Does basing congestion charges on LMP differences violate FERC's policy against "and" pricing? No. FERC recently ruled (in the California case) that LMP-based congestion pricing is acceptable and not a violation of "and" pricing principles.
Does LMP create or exacerbate market power? No. LMP makes market power easier to detect and thus harder to exercise. LMP reveals the higher prices that a generator with market power might charge in constrained areas. This allows demand responses in the constrained area to dilute the price and mitigate the market power. Other approaches that average prices hide the generator's higher price in the average and dilute the demand responses, obscuring market power.
Should the ISO "abstain from taking bids" for its balancing service? No. A voluntary, day-ahead bidding process is an efficient, competitive way for the ISO to acquire the resources it needs to balance the system, an essential service. The proposal would allow generators the option of submitting bids to the ISO each day. The ISO would then select the least-cost mix of day-ahead bids as the resources for real-time dispatch needed for system balancing. This ensures the lowest cost for this essential service.

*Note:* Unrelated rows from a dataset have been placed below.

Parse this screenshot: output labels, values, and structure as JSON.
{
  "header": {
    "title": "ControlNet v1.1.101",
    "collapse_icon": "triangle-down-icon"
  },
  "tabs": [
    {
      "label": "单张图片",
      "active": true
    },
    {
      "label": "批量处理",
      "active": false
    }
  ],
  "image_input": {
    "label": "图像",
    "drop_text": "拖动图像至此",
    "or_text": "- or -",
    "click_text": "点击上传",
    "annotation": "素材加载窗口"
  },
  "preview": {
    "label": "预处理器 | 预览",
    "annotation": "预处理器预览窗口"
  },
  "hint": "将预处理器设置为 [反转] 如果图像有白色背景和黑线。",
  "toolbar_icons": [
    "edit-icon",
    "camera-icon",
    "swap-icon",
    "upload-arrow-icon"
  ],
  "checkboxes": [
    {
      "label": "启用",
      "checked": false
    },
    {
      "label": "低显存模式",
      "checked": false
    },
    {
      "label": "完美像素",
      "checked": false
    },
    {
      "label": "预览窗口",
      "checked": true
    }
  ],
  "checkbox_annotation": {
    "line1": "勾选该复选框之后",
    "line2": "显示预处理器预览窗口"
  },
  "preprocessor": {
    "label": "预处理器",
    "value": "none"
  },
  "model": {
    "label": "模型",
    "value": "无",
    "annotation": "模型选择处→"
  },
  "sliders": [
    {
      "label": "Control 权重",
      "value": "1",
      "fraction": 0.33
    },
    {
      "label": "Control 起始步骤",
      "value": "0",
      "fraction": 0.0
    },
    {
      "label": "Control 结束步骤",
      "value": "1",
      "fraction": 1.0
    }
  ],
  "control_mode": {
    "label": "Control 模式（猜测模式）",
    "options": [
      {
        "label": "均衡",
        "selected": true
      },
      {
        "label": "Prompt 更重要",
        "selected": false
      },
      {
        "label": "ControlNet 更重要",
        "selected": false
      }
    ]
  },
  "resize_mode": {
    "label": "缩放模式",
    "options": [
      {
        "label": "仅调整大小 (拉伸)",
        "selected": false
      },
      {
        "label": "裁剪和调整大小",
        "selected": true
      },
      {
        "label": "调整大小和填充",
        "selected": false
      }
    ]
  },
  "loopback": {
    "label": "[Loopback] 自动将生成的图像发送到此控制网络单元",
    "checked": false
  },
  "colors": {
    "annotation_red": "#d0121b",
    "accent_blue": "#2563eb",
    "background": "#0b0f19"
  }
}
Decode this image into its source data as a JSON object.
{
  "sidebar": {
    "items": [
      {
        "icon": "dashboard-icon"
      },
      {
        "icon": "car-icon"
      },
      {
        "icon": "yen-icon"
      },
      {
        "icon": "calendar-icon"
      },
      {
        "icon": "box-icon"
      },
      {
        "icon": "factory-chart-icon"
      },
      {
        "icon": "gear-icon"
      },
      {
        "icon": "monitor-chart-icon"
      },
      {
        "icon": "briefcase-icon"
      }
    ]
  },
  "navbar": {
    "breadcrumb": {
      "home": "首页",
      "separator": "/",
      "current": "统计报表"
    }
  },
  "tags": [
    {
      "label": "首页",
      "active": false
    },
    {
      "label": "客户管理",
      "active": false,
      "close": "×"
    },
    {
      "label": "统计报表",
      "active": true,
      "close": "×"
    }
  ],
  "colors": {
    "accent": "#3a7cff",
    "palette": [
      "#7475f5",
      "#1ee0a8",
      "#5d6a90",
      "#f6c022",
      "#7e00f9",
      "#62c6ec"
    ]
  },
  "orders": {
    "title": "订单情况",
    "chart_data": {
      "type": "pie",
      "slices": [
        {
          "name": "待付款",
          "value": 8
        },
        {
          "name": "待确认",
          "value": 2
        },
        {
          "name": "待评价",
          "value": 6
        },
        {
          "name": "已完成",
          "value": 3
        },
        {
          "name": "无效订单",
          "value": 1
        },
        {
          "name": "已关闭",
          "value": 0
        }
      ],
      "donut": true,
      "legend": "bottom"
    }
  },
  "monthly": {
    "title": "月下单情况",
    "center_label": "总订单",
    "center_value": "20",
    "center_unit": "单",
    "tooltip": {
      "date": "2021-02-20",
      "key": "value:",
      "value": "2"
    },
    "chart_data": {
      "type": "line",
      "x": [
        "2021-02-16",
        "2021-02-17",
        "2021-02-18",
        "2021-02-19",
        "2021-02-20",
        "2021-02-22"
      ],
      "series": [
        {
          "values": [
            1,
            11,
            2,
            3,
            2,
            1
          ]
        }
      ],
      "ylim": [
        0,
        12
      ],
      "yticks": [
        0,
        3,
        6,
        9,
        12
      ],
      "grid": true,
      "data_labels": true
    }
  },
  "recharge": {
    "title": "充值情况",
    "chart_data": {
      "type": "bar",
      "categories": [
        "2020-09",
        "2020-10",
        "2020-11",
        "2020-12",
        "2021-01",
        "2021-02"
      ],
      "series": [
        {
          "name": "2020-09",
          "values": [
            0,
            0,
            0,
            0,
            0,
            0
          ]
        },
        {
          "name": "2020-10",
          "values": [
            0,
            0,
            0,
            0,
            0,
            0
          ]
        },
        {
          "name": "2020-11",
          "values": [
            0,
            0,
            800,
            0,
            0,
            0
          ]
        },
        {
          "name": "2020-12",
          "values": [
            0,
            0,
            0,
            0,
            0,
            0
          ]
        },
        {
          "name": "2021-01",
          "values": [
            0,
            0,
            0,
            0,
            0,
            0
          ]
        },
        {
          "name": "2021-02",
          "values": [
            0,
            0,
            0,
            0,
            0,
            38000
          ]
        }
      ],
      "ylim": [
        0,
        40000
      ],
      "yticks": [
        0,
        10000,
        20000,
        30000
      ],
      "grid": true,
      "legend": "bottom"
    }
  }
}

PECO's proposal requires that the ISO "abstain from taking bids in any energy market, such as a pool-based power exchange." PECO's ISO would acquire the flexible resource it needs for system balancing and congestion management by asking some generators to sign "call contracts" weeks or months in advance. If a generator that was not under a "call contract" offered a cheaper resource to the ISO the day before the dispatch, then PECO's ISO would refuse to consider it. Or would it? If the ISO turned these offers down, then it would be rejecting lower-cost generation and needlessly raising the cost of the balancing service. If PECO's ISO accepted these day-ahead bids to lower its balancing service costs, then the process would be no different from the proposal (em the way the PJM ISO works today.

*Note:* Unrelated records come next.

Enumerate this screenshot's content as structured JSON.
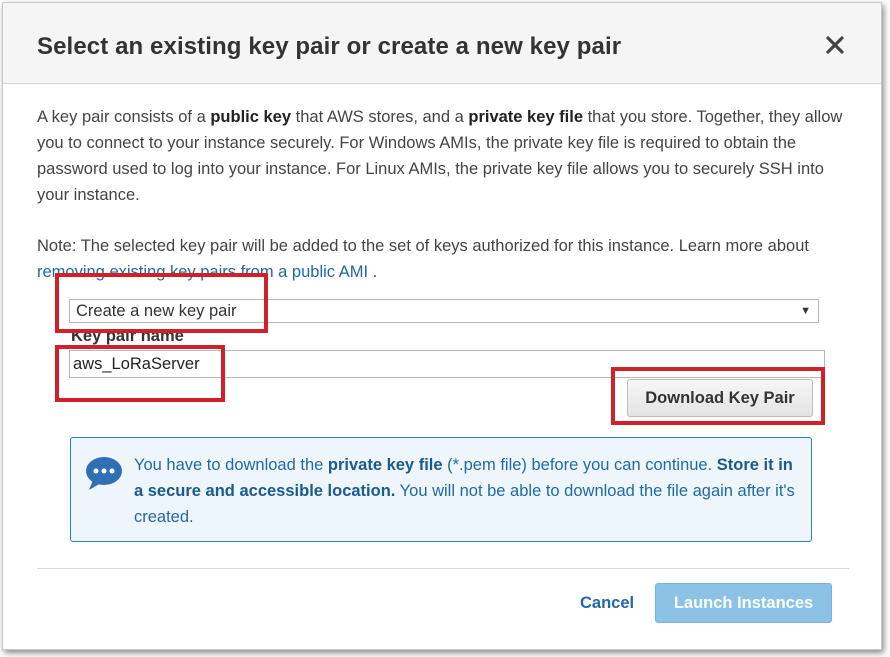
{
  "dialog": {
    "title": "Select an existing key pair or create a new key pair",
    "close_icon": "close-icon"
  },
  "description": {
    "part1": "A key pair consists of a ",
    "bold1": "public key",
    "part2": " that AWS stores, and a ",
    "bold2": "private key file",
    "part3": " that you store. Together, they allow you to connect to your instance securely. For Windows AMIs, the private key file is required to obtain the password used to log into your instance. For Linux AMIs, the private key file allows you to securely SSH into your instance."
  },
  "note": {
    "text": "Note: The selected key pair will be added to the set of keys authorized for this instance. Learn more about ",
    "link": "removing existing key pairs from a public AMI",
    "end": " ."
  },
  "key_pair_select": {
    "selected": "Create a new key pair"
  },
  "key_pair_name": {
    "label": "Key pair name",
    "value": "aws_LoRaServer"
  },
  "download_button": {
    "label": "Download Key Pair"
  },
  "info_box": {
    "icon": "chat-bubble-icon",
    "part1": "You have to download the ",
    "bold1": "private key file",
    "part2": " (*.pem file) before you can continue. ",
    "bold2": "Store it in a secure and accessible location.",
    "part3": " You will not be able to download the file again after it's created."
  },
  "footer": {
    "cancel_label": "Cancel",
    "launch_label": "Launch Instances"
  },
  "colors": {
    "highlight_red": "#d0202a",
    "link_blue": "#1f6aa5",
    "launch_button": "#8cc2e6"
  }
}
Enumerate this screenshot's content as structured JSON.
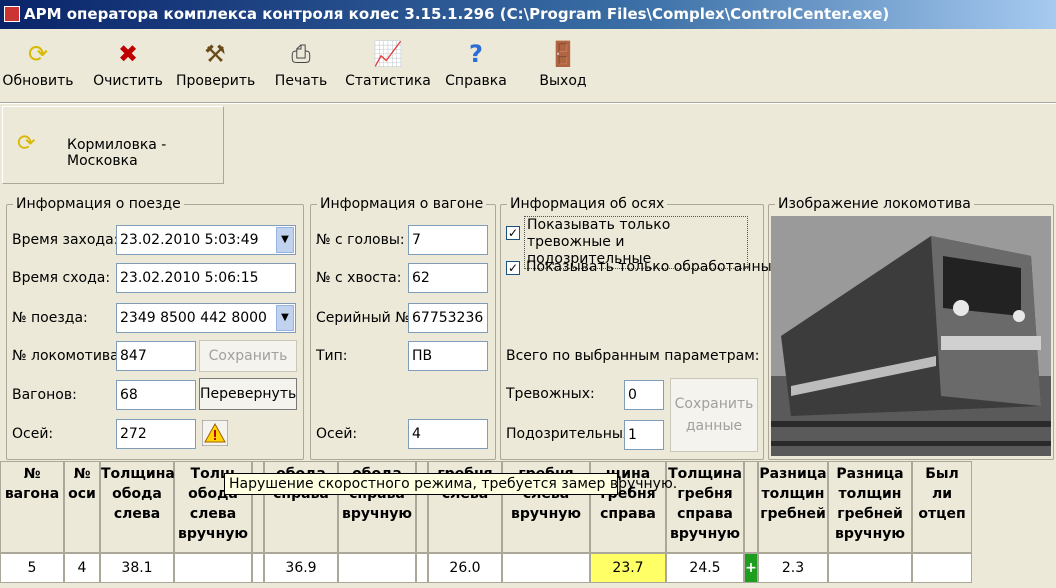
{
  "window": {
    "title": "АРМ оператора комплекса контроля колес 3.15.1.296 (C:\\Program Files\\Complex\\ControlCenter.exe)"
  },
  "toolbar": {
    "items": [
      {
        "label": "Обновить",
        "icon": "refresh-icon"
      },
      {
        "label": "Очистить",
        "icon": "clear-icon"
      },
      {
        "label": "Проверить",
        "icon": "check-icon"
      },
      {
        "label": "Печать",
        "icon": "printer-icon"
      },
      {
        "label": "Статистика",
        "icon": "chart-icon"
      },
      {
        "label": "Справка",
        "icon": "help-icon"
      },
      {
        "label": "Выход",
        "icon": "exit-door-icon"
      }
    ]
  },
  "station": {
    "label": "Кормиловка - Московка",
    "icon": "refresh-icon"
  },
  "train_info": {
    "legend": "Информация о поезде",
    "arrival_label": "Время захода:",
    "arrival_value": "23.02.2010 5:03:49",
    "departure_label": "Время схода:",
    "departure_value": "23.02.2010 5:06:15",
    "train_no_label": "№ поезда:",
    "train_no_value": "2349  8500 442 8000",
    "loco_label": "№ локомотива:",
    "loco_value": "847",
    "save_button": "Сохранить",
    "wagons_label": "Вагонов:",
    "wagons_value": "68",
    "flip_button": "Перевернуть",
    "axles_label": "Осей:",
    "axles_value": "272"
  },
  "wagon_info": {
    "legend": "Информация о вагоне",
    "from_head_label": "№ с головы:",
    "from_head_value": "7",
    "from_tail_label": "№ с хвоста:",
    "from_tail_value": "62",
    "serial_label": "Серийный №:",
    "serial_value": "67753236",
    "type_label": "Тип:",
    "type_value": "ПВ",
    "axles_label": "Осей:",
    "axles_value": "4"
  },
  "axle_info": {
    "legend": "Информация об осях",
    "chk_alarm_label": "Показывать только тревожные и подозрительные",
    "chk_alarm_checked": true,
    "chk_processed_label": "Показывать только обработанные",
    "chk_processed_checked": true,
    "totals_label": "Всего по выбранным параметрам:",
    "alarm_label": "Тревожных:",
    "alarm_value": "0",
    "suspicious_label": "Подозрительных:",
    "suspicious_value": "1",
    "save_data_button": "Сохранить данные"
  },
  "loco_image": {
    "legend": "Изображение локомотива"
  },
  "table": {
    "headers": [
      "№ вагона",
      "№ оси",
      "Толщина обода слева",
      "Толщина обода слева вручную",
      "",
      "Толщина обода справа",
      "Толщина обода справа вручную",
      "",
      "Толщина гребня слева",
      "Толщина гребня слева вручную",
      "Толщина гребня справа",
      "Толщина гребня справа вручную",
      "",
      "Разница толщин гребней",
      "Разница толщин гребней вручную",
      "Был ли отцеп"
    ],
    "header_visible": [
      "№ вагона",
      "№ оси",
      "Толщина обода слева",
      "Толщ обода слева вручную",
      "",
      "обода справа",
      "обода справа вручную",
      "",
      "гребня слева",
      "гребня слева вручную",
      "щина гребня справа",
      "Толщина гребня справа вручную",
      "",
      "Разница толщин гребней",
      "Разница толщин гребней вручную",
      "Был ли отцеп"
    ],
    "row": [
      "5",
      "4",
      "38.1",
      "",
      "",
      "36.9",
      "",
      "",
      "26.0",
      "",
      "23.7",
      "24.5",
      "+",
      "2.3",
      "",
      ""
    ],
    "highlight_color": "#ffff66",
    "plus_color": "#1e9e1e"
  },
  "tooltip": {
    "text": "Нарушение скоростного режима, требуется замер вручную."
  }
}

So what's wrong with a voluntary day-ahead bidding process and paying the winners the market-clearing price for the energy they provide? The only objection PECO and some marketers have raised is that this process might be more efficient than the competing services they would like to provide. That is not a valid reason. t
Samuel C. Thomas is director of transmission services at GPU Energy, a subsidiary of GPU Inc., the parent company of three of the PJM supporting companies.
1"PJM's Brave New World," PUBLIC UTILITIES FORTNIGHTLY, June 1, 1997, p. 4 and "Power Pools: Wired Too Tight?" PUBLIC UTILITIES FORTNIGHTLY, August 1997, p. 4.
2The PJM supporting companies are Public Service Electric and Gas Co., Pennsylvania Power & Light Co., Baltimore Gas & Electric Co., Jersey Central Power & Light Co., Metropolitan Edison Co., Pennsylvania Electric Co., Potomac Electric Power Co., Atlantic City Electric Co., and Delmarva Power & Light Co. Jersey Central, Met Ed, and Pennelec are subsidiaries of GPU Inc.
3Mid-Continent Area Power Pool, 78 FERC ¶ 61,203 at 61,883 (1997).
4Pacific Gas & Electric Co., Order Providing Guidance and Establishing Procedures, Docket Nos. EC96-19-003 and ER96- 1663-003 (July 30, 1997).
Articles found on this page are available to Internet subscribers only. For more information about obtaining a username and password, please call our Customer Service Department at 1-800-368-5001.